Data excerpts:
----------
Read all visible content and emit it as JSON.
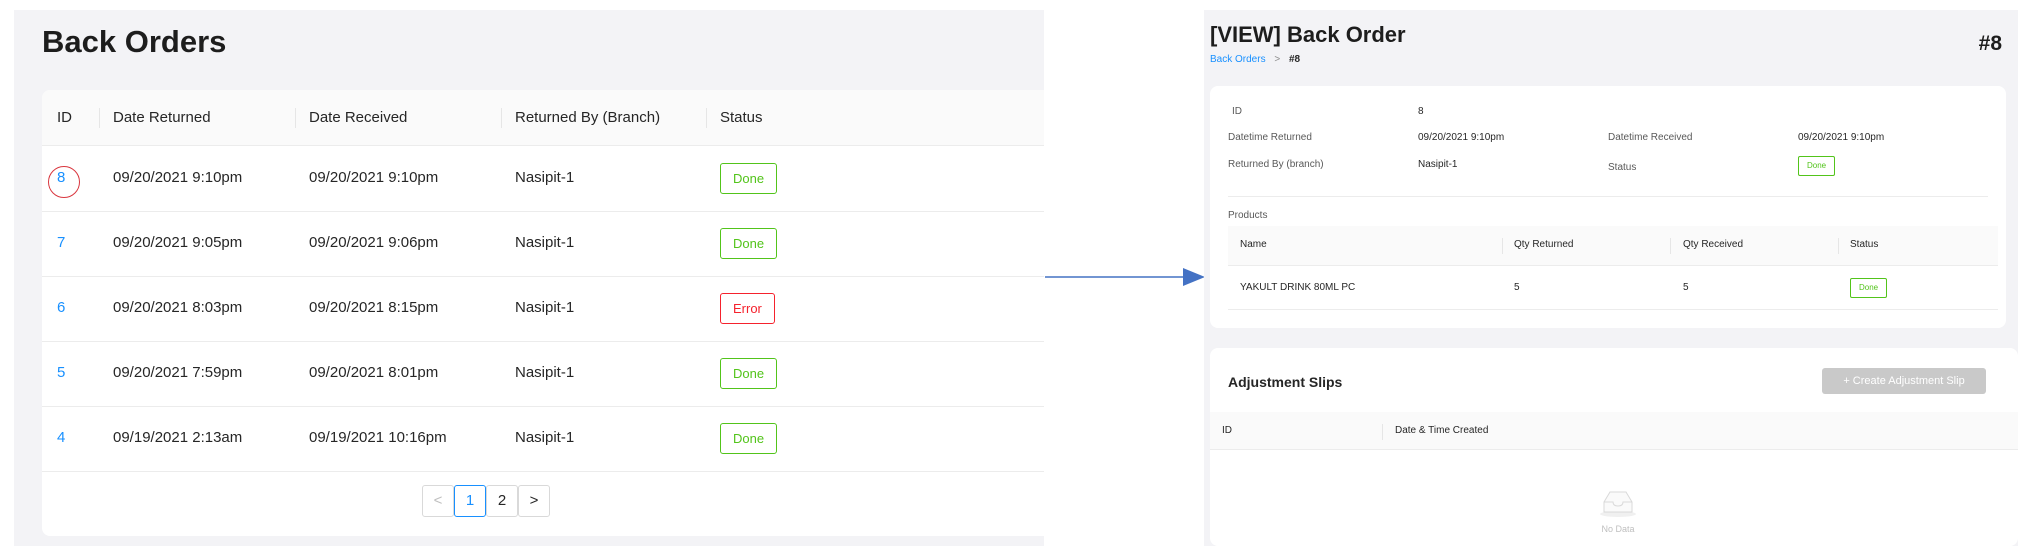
{
  "list_page": {
    "title": "Back Orders",
    "columns": [
      "ID",
      "Date Returned",
      "Date Received",
      "Returned By (Branch)",
      "Status"
    ],
    "rows": [
      {
        "id": "8",
        "date_returned": "09/20/2021 9:10pm",
        "date_received": "09/20/2021 9:10pm",
        "branch": "Nasipit-1",
        "status": "Done"
      },
      {
        "id": "7",
        "date_returned": "09/20/2021 9:05pm",
        "date_received": "09/20/2021 9:06pm",
        "branch": "Nasipit-1",
        "status": "Done"
      },
      {
        "id": "6",
        "date_returned": "09/20/2021 8:03pm",
        "date_received": "09/20/2021 8:15pm",
        "branch": "Nasipit-1",
        "status": "Error"
      },
      {
        "id": "5",
        "date_returned": "09/20/2021 7:59pm",
        "date_received": "09/20/2021 8:01pm",
        "branch": "Nasipit-1",
        "status": "Done"
      },
      {
        "id": "4",
        "date_returned": "09/19/2021 2:13am",
        "date_received": "09/19/2021 10:16pm",
        "branch": "Nasipit-1",
        "status": "Done"
      }
    ],
    "pagination": {
      "prev": "<",
      "pages": [
        "1",
        "2"
      ],
      "active": "1",
      "next": ">"
    }
  },
  "detail_page": {
    "title": "[VIEW] Back Order",
    "number": "#8",
    "breadcrumb": {
      "parent": "Back Orders",
      "separator": ">",
      "current": "#8"
    },
    "fields": {
      "id_label": "ID",
      "id_value": "8",
      "datetime_returned_label": "Datetime Returned",
      "datetime_returned_value": "09/20/2021 9:10pm",
      "datetime_received_label": "Datetime Received",
      "datetime_received_value": "09/20/2021 9:10pm",
      "returned_by_label": "Returned By (branch)",
      "returned_by_value": "Nasipit-1",
      "status_label": "Status",
      "status_value": "Done"
    },
    "products": {
      "section_label": "Products",
      "columns": [
        "Name",
        "Qty Returned",
        "Qty Received",
        "Status"
      ],
      "rows": [
        {
          "name": "YAKULT DRINK 80ML PC",
          "qty_returned": "5",
          "qty_received": "5",
          "status": "Done"
        }
      ]
    },
    "adjustment_slips": {
      "title": "Adjustment Slips",
      "create_button": "+ Create Adjustment Slip",
      "columns": [
        "ID",
        "Date & Time Created"
      ],
      "empty_text": "No Data"
    }
  },
  "colors": {
    "link": "#1890ff",
    "done": "#52c41a",
    "error": "#f5222d",
    "arrow": "#4472c4",
    "highlight_circle": "#d9363e"
  }
}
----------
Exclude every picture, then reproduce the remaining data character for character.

◆ **Result for this exercise**:
Read all visible content and emit it as JSON.
{
  "list_page": {
    "title": "Back Orders",
    "columns": [
      "ID",
      "Date Returned",
      "Date Received",
      "Returned By (Branch)",
      "Status"
    ],
    "rows": [
      {
        "id": "8",
        "date_returned": "09/20/2021 9:10pm",
        "date_received": "09/20/2021 9:10pm",
        "branch": "Nasipit-1",
        "status": "Done"
      },
      {
        "id": "7",
        "date_returned": "09/20/2021 9:05pm",
        "date_received": "09/20/2021 9:06pm",
        "branch": "Nasipit-1",
        "status": "Done"
      },
      {
        "id": "6",
        "date_returned": "09/20/2021 8:03pm",
        "date_received": "09/20/2021 8:15pm",
        "branch": "Nasipit-1",
        "status": "Error"
      },
      {
        "id": "5",
        "date_returned": "09/20/2021 7:59pm",
        "date_received": "09/20/2021 8:01pm",
        "branch": "Nasipit-1",
        "status": "Done"
      },
      {
        "id": "4",
        "date_returned": "09/19/2021 2:13am",
        "date_received": "09/19/2021 10:16pm",
        "branch": "Nasipit-1",
        "status": "Done"
      }
    ],
    "pagination": {
      "prev": "<",
      "pages": [
        "1",
        "2"
      ],
      "active": "1",
      "next": ">"
    }
  },
  "detail_page": {
    "title": "[VIEW] Back Order",
    "number": "#8",
    "breadcrumb": {
      "parent": "Back Orders",
      "separator": ">",
      "current": "#8"
    },
    "fields": {
      "id_label": "ID",
      "id_value": "8",
      "datetime_returned_label": "Datetime Returned",
      "datetime_returned_value": "09/20/2021 9:10pm",
      "datetime_received_label": "Datetime Received",
      "datetime_received_value": "09/20/2021 9:10pm",
      "returned_by_label": "Returned By (branch)",
      "returned_by_value": "Nasipit-1",
      "status_label": "Status",
      "status_value": "Done"
    },
    "products": {
      "section_label": "Products",
      "columns": [
        "Name",
        "Qty Returned",
        "Qty Received",
        "Status"
      ],
      "rows": [
        {
          "name": "YAKULT DRINK 80ML PC",
          "qty_returned": "5",
          "qty_received": "5",
          "status": "Done"
        }
      ]
    },
    "adjustment_slips": {
      "title": "Adjustment Slips",
      "create_button": "+ Create Adjustment Slip",
      "columns": [
        "ID",
        "Date & Time Created"
      ],
      "empty_text": "No Data"
    }
  },
  "colors": {
    "link": "#1890ff",
    "done": "#52c41a",
    "error": "#f5222d",
    "arrow": "#4472c4",
    "highlight_circle": "#d9363e"
  }
}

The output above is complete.